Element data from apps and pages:
◆ ◆ ◆ ◆

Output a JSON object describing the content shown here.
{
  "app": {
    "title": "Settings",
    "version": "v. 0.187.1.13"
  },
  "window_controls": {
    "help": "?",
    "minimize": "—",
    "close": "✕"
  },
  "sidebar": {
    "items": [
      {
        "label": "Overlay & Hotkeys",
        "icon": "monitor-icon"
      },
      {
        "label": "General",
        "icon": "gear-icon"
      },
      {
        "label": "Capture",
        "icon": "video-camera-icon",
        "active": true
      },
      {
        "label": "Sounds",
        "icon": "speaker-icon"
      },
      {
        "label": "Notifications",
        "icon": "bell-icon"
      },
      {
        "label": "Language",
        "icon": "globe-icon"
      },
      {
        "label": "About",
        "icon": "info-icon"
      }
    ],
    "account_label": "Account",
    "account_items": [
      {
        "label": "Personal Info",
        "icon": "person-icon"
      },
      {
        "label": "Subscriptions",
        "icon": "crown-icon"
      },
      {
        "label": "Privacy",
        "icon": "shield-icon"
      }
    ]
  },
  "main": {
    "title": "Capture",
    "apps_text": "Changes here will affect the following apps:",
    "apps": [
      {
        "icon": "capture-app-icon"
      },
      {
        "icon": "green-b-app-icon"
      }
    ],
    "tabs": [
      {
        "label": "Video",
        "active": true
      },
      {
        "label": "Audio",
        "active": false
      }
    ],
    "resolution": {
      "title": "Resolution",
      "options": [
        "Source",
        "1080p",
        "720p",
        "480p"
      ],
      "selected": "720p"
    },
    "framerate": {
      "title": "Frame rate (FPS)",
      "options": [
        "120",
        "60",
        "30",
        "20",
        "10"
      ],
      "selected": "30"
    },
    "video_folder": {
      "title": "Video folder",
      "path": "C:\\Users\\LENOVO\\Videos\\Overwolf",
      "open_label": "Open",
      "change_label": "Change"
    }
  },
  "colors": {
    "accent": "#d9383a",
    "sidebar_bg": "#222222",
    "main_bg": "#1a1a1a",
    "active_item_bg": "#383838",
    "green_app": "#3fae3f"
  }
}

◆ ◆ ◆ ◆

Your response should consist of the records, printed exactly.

Output a JSON object describing the content shown here.
{
  "app": {
    "title": "Settings",
    "version": "v. 0.187.1.13"
  },
  "window_controls": {
    "help": "?",
    "minimize": "—",
    "close": "✕"
  },
  "sidebar": {
    "items": [
      {
        "label": "Overlay & Hotkeys",
        "icon": "monitor-icon"
      },
      {
        "label": "General",
        "icon": "gear-icon"
      },
      {
        "label": "Capture",
        "icon": "video-camera-icon",
        "active": true
      },
      {
        "label": "Sounds",
        "icon": "speaker-icon"
      },
      {
        "label": "Notifications",
        "icon": "bell-icon"
      },
      {
        "label": "Language",
        "icon": "globe-icon"
      },
      {
        "label": "About",
        "icon": "info-icon"
      }
    ],
    "account_label": "Account",
    "account_items": [
      {
        "label": "Personal Info",
        "icon": "person-icon"
      },
      {
        "label": "Subscriptions",
        "icon": "crown-icon"
      },
      {
        "label": "Privacy",
        "icon": "shield-icon"
      }
    ]
  },
  "main": {
    "title": "Capture",
    "apps_text": "Changes here will affect the following apps:",
    "apps": [
      {
        "icon": "capture-app-icon"
      },
      {
        "icon": "green-b-app-icon"
      }
    ],
    "tabs": [
      {
        "label": "Video",
        "active": true
      },
      {
        "label": "Audio",
        "active": false
      }
    ],
    "resolution": {
      "title": "Resolution",
      "options": [
        "Source",
        "1080p",
        "720p",
        "480p"
      ],
      "selected": "720p"
    },
    "framerate": {
      "title": "Frame rate (FPS)",
      "options": [
        "120",
        "60",
        "30",
        "20",
        "10"
      ],
      "selected": "30"
    },
    "video_folder": {
      "title": "Video folder",
      "path": "C:\\Users\\LENOVO\\Videos\\Overwolf",
      "open_label": "Open",
      "change_label": "Change"
    }
  },
  "colors": {
    "accent": "#d9383a",
    "sidebar_bg": "#222222",
    "main_bg": "#1a1a1a",
    "active_item_bg": "#383838",
    "green_app": "#3fae3f"
  }
}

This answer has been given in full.